-- EXERCISE PROMPT --
This exercise calls for copying every line below that holds the word "author".

-- EXERCISE DATA --

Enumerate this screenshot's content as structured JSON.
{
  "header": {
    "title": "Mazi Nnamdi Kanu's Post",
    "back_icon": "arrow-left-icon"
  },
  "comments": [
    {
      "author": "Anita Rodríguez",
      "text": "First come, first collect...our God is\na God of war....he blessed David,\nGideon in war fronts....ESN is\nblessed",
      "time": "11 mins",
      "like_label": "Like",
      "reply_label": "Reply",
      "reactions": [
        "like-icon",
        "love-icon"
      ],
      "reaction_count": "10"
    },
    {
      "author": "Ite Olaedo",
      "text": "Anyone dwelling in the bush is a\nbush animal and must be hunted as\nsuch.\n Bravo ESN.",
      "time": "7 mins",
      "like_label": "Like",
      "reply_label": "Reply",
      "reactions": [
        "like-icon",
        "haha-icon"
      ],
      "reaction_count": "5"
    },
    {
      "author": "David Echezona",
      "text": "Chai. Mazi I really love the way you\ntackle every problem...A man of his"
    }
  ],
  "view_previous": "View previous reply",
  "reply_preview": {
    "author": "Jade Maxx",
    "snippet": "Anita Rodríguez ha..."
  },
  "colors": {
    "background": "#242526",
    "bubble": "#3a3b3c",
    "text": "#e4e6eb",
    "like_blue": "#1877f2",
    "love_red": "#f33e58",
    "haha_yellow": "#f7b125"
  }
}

-- OUTPUT OF THE TASK --
      "author": "Anita Rodríguez",
      "author": "Ite Olaedo",
      "author": "David Echezona",
    "author": "Jade Maxx",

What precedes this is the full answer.